This begs the question: what exactly does measure the worth of a college, if selectivity doesn’t? Of course, there’s no one factor that can measure the value of a university—every student is different, and each needs to look for something different in a college (another flaw of the rankings system). What students can consider, then, is their own path. Instead of defining worth on some obscure standard, they can define it on their own. What matters most to them? Which colleges are best financially? Which are larger? Closer to home? These are just a few examples of the plethora of factors to consider other than prestige, selectivity and rankings.

What students can consider, then, is their own path. Instead of defining worth on some obscure standard, they can define it on their own.

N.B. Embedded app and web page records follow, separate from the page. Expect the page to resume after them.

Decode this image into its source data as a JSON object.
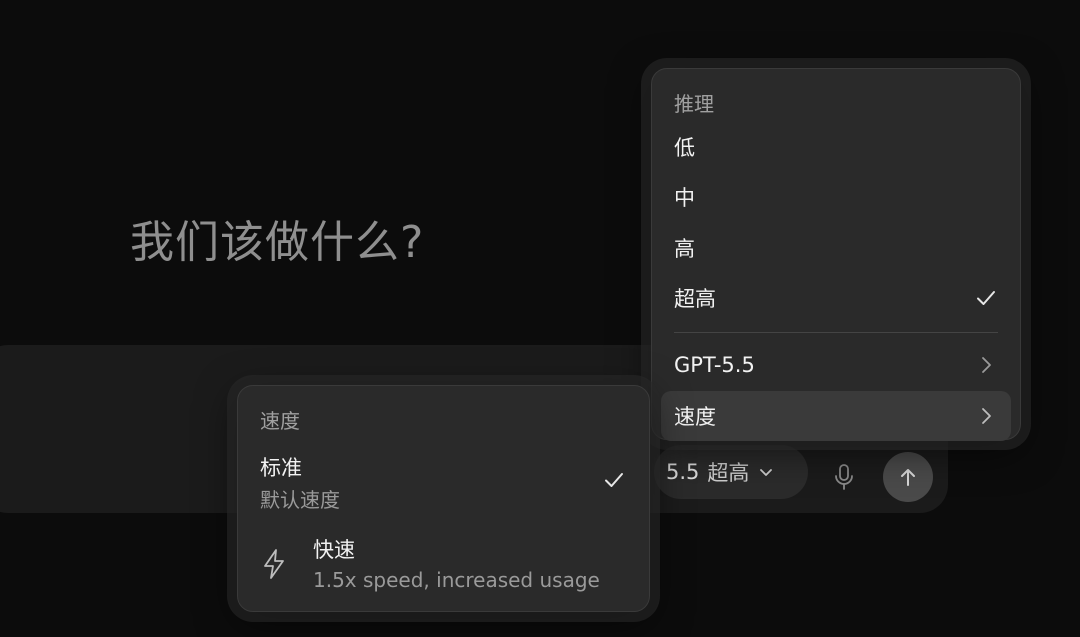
{
  "heading": "我们该做什么?",
  "composer": {
    "model_version": "5.5",
    "model_level": "超高",
    "mic_icon": "microphone-icon",
    "send_icon": "arrow-up-icon"
  },
  "reason_menu": {
    "title": "推理",
    "items": [
      {
        "label": "低"
      },
      {
        "label": "中"
      },
      {
        "label": "高"
      },
      {
        "label": "超高",
        "selected": true
      }
    ],
    "submenus": [
      {
        "label": "GPT-5.5"
      },
      {
        "label": "速度"
      }
    ]
  },
  "speed_menu": {
    "title": "速度",
    "options": [
      {
        "label": "标准",
        "description": "默认速度",
        "selected": true
      },
      {
        "label": "快速",
        "description": "1.5x speed, increased usage",
        "icon": "lightning-icon"
      }
    ]
  }
}
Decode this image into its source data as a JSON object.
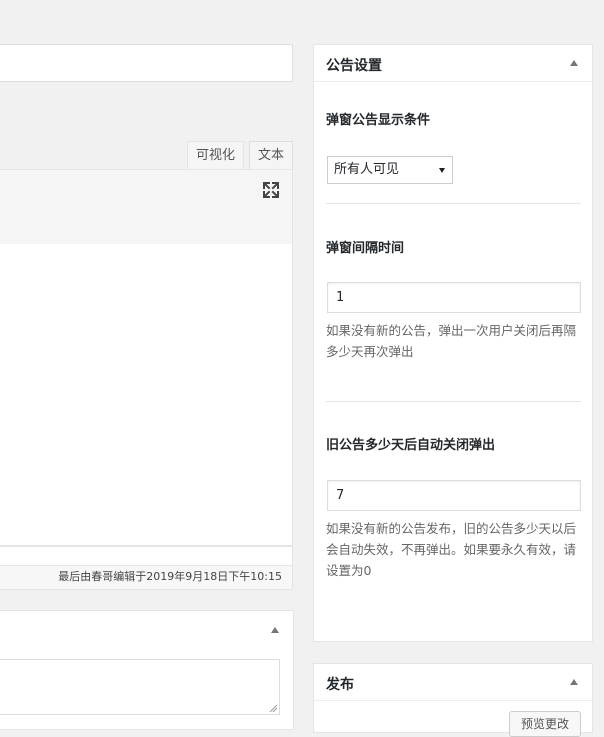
{
  "editor": {
    "tab_visual": "可视化",
    "tab_text": "文本",
    "last_edited": "最后由春哥编辑于2019年9月18日下午10:15"
  },
  "settings": {
    "title": "公告设置",
    "condition_label": "弹窗公告显示条件",
    "condition_value": "所有人可见",
    "interval_label": "弹窗间隔时间",
    "interval_value": "1",
    "interval_help": "如果没有新的公告，弹出一次用户关闭后再隔多少天再次弹出",
    "expire_label": "旧公告多少天后自动关闭弹出",
    "expire_value": "7",
    "expire_help": "如果没有新的公告发布，旧的公告多少天以后会自动失效，不再弹出。如果要永久有效，请设置为0"
  },
  "publish": {
    "title": "发布",
    "preview_label": "预览更改"
  },
  "colors": {
    "background": "#f1f1f1",
    "panel": "#ffffff",
    "border": "#e5e5e5",
    "help_text": "#666666"
  }
}
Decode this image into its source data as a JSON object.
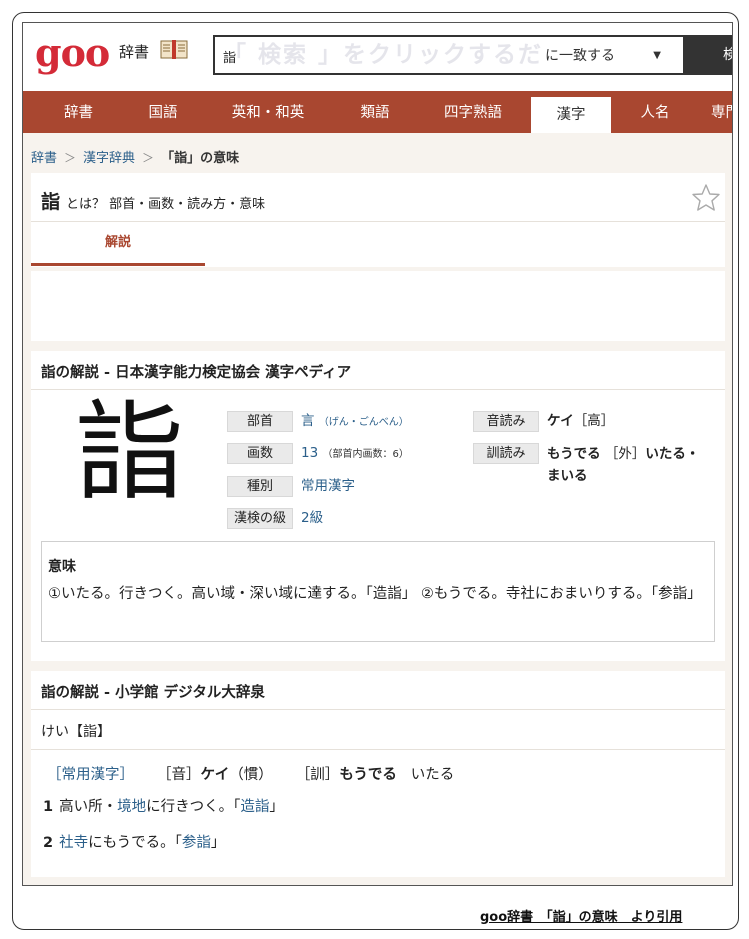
{
  "header": {
    "logo": "goo",
    "dictionary_label": "辞書",
    "search_value": "詣",
    "ghost_text": "「 検索 」をクリックするだけ",
    "match_mode": "に一致する",
    "search_button": "検索"
  },
  "nav": {
    "tabs": [
      "辞書",
      "国語",
      "英和・和英",
      "類語",
      "四字熟語",
      "漢字",
      "人名",
      "専門用語"
    ],
    "active": "漢字"
  },
  "breadcrumb": {
    "items": [
      "辞書",
      "漢字辞典"
    ],
    "current": "「詣」の意味"
  },
  "title": {
    "kanji": "詣",
    "subtitle": "とは？ 部首・画数・読み方・意味",
    "tab_label": "解説"
  },
  "kanjipedia": {
    "section_title": "詣の解説 - 日本漢字能力検定協会 漢字ペディア",
    "kanji": "詣",
    "labels": {
      "radical": "部首",
      "strokes": "画数",
      "type": "種別",
      "kanken": "漢検の級",
      "on": "音読み",
      "kun": "訓読み"
    },
    "radical": "言",
    "radical_reading": "（げん・ごんべん）",
    "strokes": "13",
    "strokes_note": "（部首内画数：6）",
    "type": "常用漢字",
    "kanken": "2級",
    "on_reading": "ケイ",
    "on_note": "［高］",
    "kun_reading_1": "もうでる",
    "kun_note": "［外］",
    "kun_reading_2": "いたる・",
    "kun_reading_3": "まいる",
    "meaning_heading": "意味",
    "meaning_text": "①いたる。行きつく。高い域・深い域に達する。「造詣」 ②もうでる。寺社におまいりする。「参詣」"
  },
  "shogakukan": {
    "section_title": "詣の解説 - 小学館 デジタル大辞泉",
    "reading": "けい【詣】",
    "info": {
      "jouyou": "［常用漢字］",
      "on_label": "［音］",
      "on": "ケイ",
      "on_note": "（慣）",
      "kun_label": "［訓］",
      "kun": "もうでる",
      "kun_extra": "いたる"
    },
    "definitions": [
      {
        "num": "1",
        "pre": "高い所・",
        "link1": "境地",
        "mid": "に行きつく。「",
        "link2": "造詣",
        "post": "」"
      },
      {
        "num": "2",
        "pre": "",
        "link1": "社寺",
        "mid": "にもうでる。「",
        "link2": "参詣",
        "post": "」"
      }
    ]
  },
  "citation": "goo辞書　「詣」の意味　より引用",
  "colors": {
    "brand_red": "#d42b38",
    "nav_bg": "#a94730",
    "link": "#2b5f8a",
    "page_bg": "#f7f3ee"
  }
}
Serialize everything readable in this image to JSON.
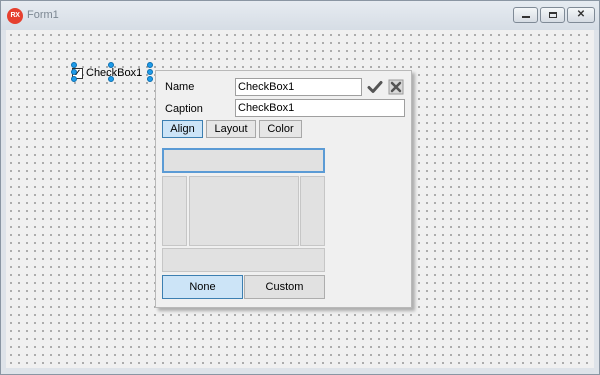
{
  "window": {
    "title": "Form1",
    "app_icon_text": "RX"
  },
  "canvas": {
    "checkbox": {
      "label": "CheckBox1",
      "checked": true
    }
  },
  "inspector": {
    "name_label": "Name",
    "name_value": "CheckBox1",
    "caption_label": "Caption",
    "caption_value": "CheckBox1",
    "tabs": [
      {
        "label": "Align",
        "active": true
      },
      {
        "label": "Layout",
        "active": false
      },
      {
        "label": "Color",
        "active": false
      }
    ],
    "align_none_label": "None",
    "align_custom_label": "Custom",
    "selected_align": "None"
  },
  "colors": {
    "handle": "#1e9bea",
    "active_tab": "#cce4f7",
    "app_icon": "#e6402f"
  },
  "icons": [
    "app-icon",
    "minimize-icon",
    "maximize-icon",
    "close-icon",
    "checkmark-icon",
    "cross-icon"
  ]
}
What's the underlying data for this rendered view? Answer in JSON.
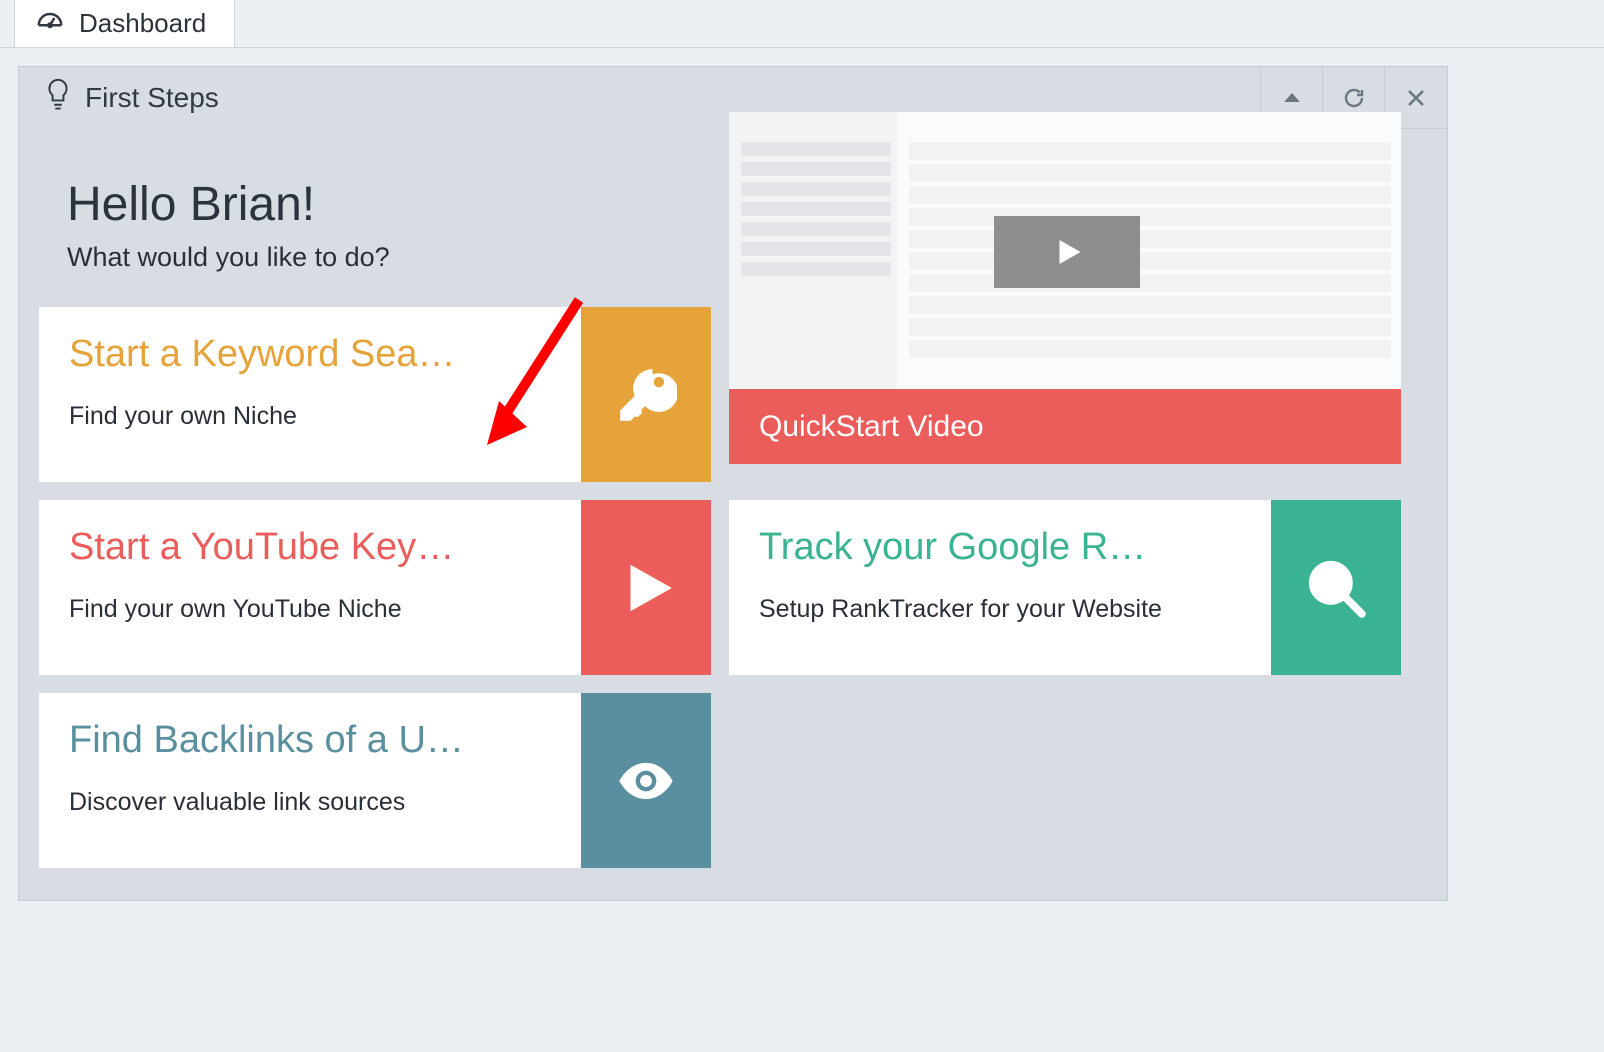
{
  "tab": {
    "label": "Dashboard"
  },
  "panel": {
    "title": "First Steps"
  },
  "greeting": {
    "headline": "Hello Brian!",
    "subline": "What would you like to do?"
  },
  "video": {
    "caption": "QuickStart Video"
  },
  "cards": {
    "keyword": {
      "title": "Start a Keyword Sea",
      "sub": "Find your own Niche"
    },
    "youtube": {
      "title": "Start a YouTube Key",
      "sub": "Find your own YouTube Niche"
    },
    "backlinks": {
      "title": "Find Backlinks of a U",
      "sub": "Discover valuable link sources"
    },
    "rank": {
      "title": "Track your Google R",
      "sub": "Setup RankTracker for your Website"
    }
  },
  "colors": {
    "orange": "#e6a33a",
    "red": "#ea5d5a",
    "teal": "#3ab392",
    "slate": "#5a8fa0"
  }
}
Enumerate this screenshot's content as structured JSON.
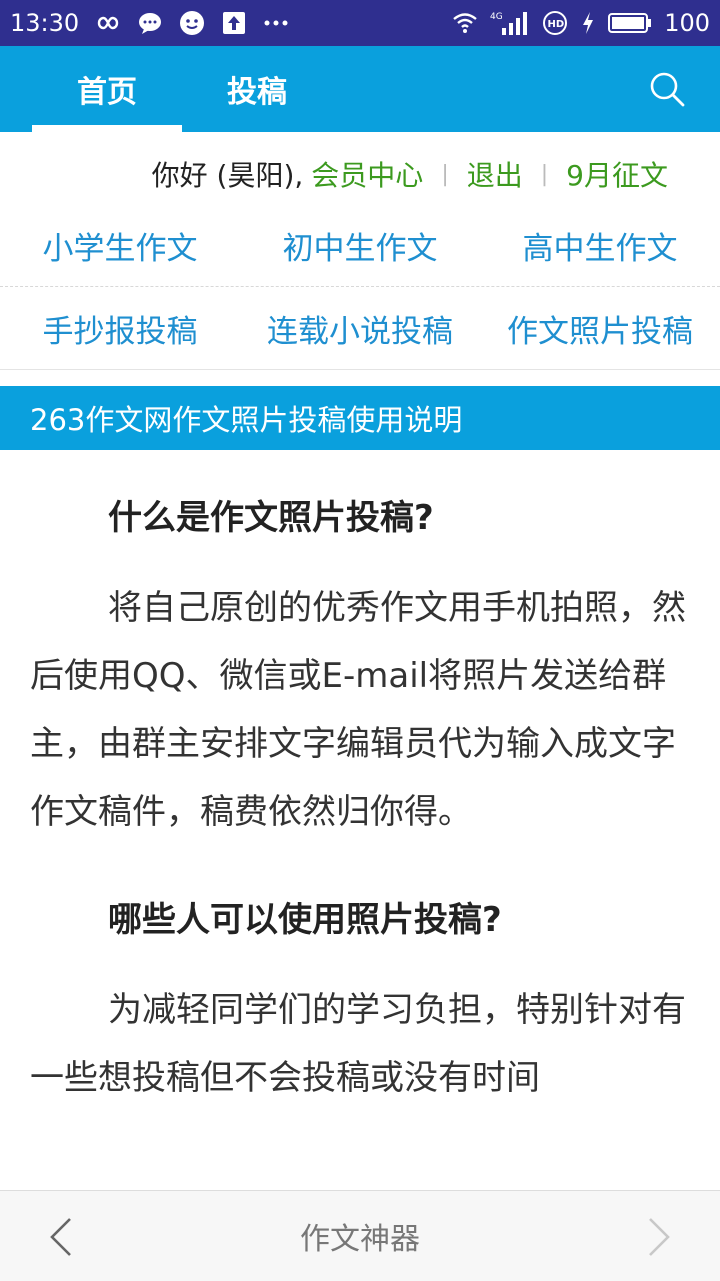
{
  "status_bar": {
    "time": "13:30",
    "network": "4G",
    "battery": "100",
    "icons": [
      "infinity-icon",
      "chat-bubble-icon",
      "wechat-icon",
      "upload-icon",
      "more-dots-icon",
      "wifi-icon",
      "signal-icon",
      "hd-icon",
      "charging-icon",
      "battery-icon"
    ]
  },
  "top_nav": {
    "tabs": [
      {
        "label": "首页"
      },
      {
        "label": "投稿"
      }
    ],
    "active_index": 0,
    "accent": "#0aa0dd"
  },
  "user_bar": {
    "greeting": "你好 (昊阳),",
    "member_center": "会员中心",
    "logout": "退出",
    "contest": "9月征文",
    "separator": "|",
    "link_color": "#3c9a1f"
  },
  "categories": [
    [
      "小学生作文",
      "初中生作文",
      "高中生作文"
    ],
    [
      "手抄报投稿",
      "连载小说投稿",
      "作文照片投稿"
    ]
  ],
  "section_title": "263作文网作文照片投稿使用说明",
  "article": {
    "q1": "什么是作文照片投稿?",
    "a1": "将自己原创的优秀作文用手机拍照，然后使用QQ、微信或E-mail将照片发送给群主，由群主安排文字编辑员代为输入成文字作文稿件，稿费依然归你得。",
    "q2": "哪些人可以使用照片投稿?",
    "a2": "为减轻同学们的学习负担，特别针对有一些想投稿但不会投稿或没有时间"
  },
  "bottom_bar": {
    "title": "作文神器"
  }
}
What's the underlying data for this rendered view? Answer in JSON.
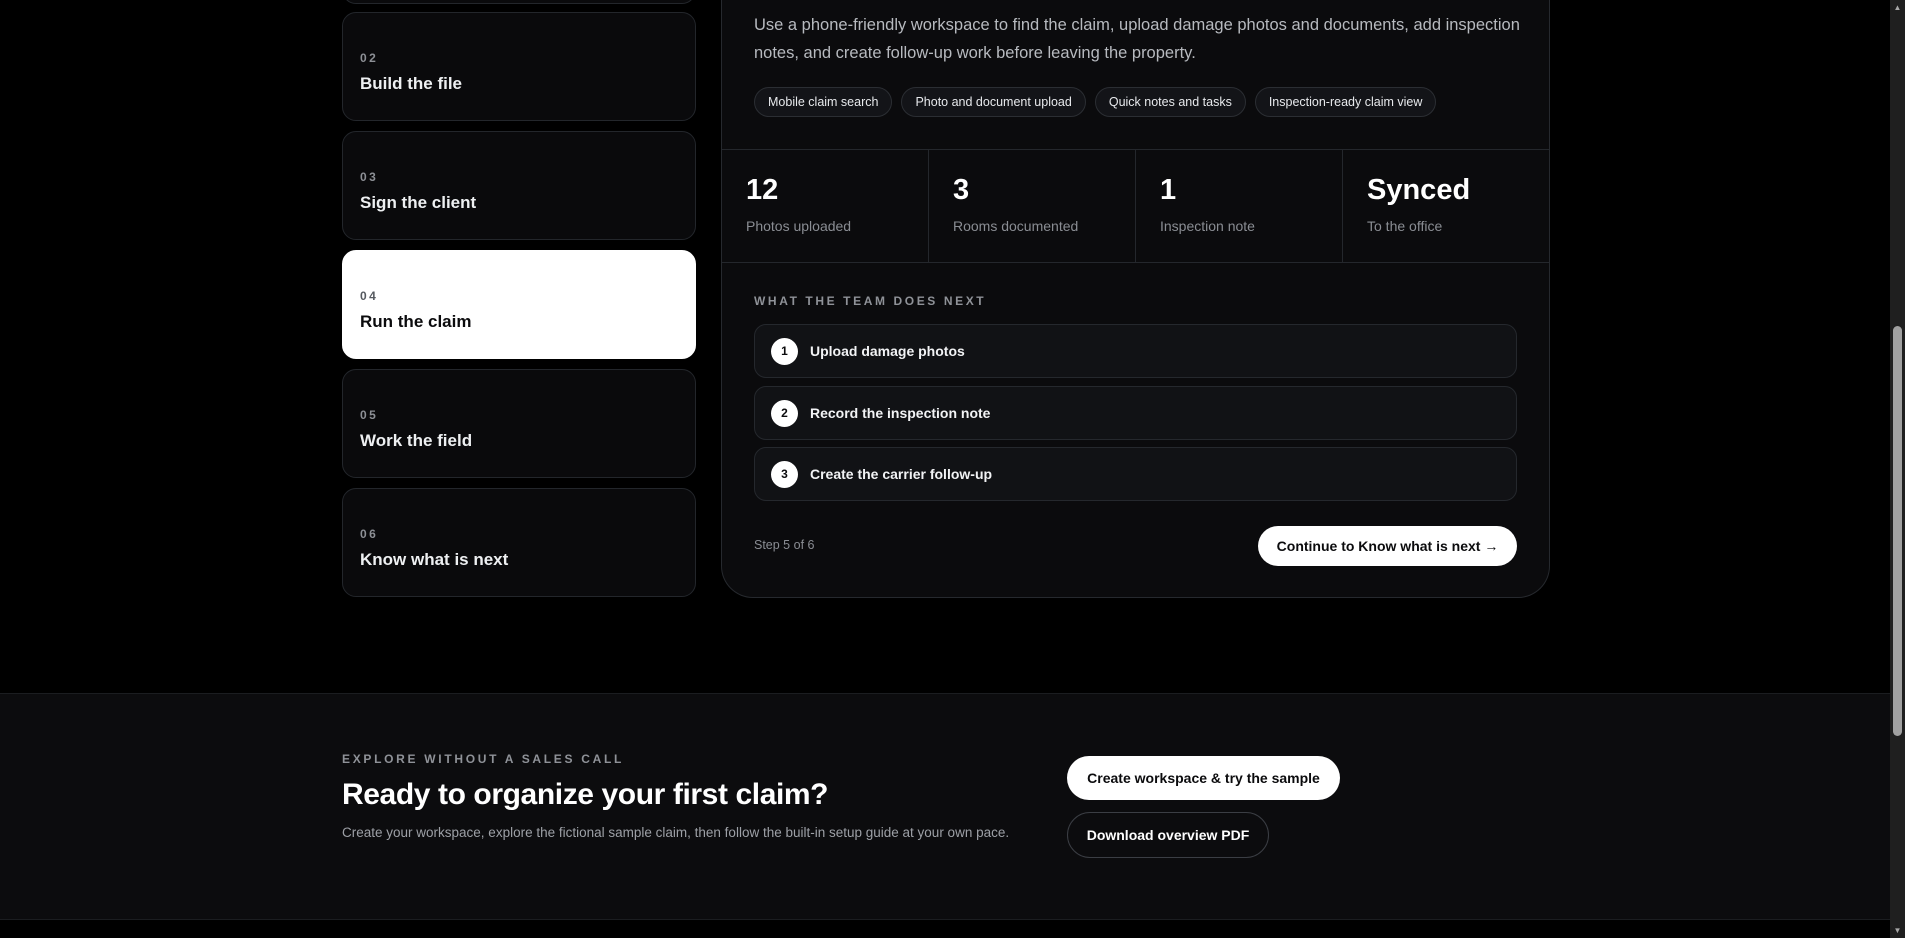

That being said, it’s important to acknowledge that students’ obsession with selectivity and prestige has created a self-fulfilling prophecy. After all, if we as a community value brand names, then so will our employers, our parents and our friends. The only way to end this cycle is to collectively shift our mindset—which is no easy feat. To start reaching this goal, it’s necessary for students to try to “put their blinders on” and focus on themselves, their passions and their goals, rather than what those around them determine to be the arbiters of success. This doesn’t mean tuning out others’ experiences and advice, or looking down on what factors others use to determine their needs—it simply entails a deeper self-evaluation of one’s goals and values. In this way, students can find the college that best prepares them for whatever path in life they want to pursue. Focusing on narrow and, ultimately, subjective measures such as prestige, selectivity or reputation won’t get students anywhere; it’s best for them to focus on criteria that give true insight into what a college can offer.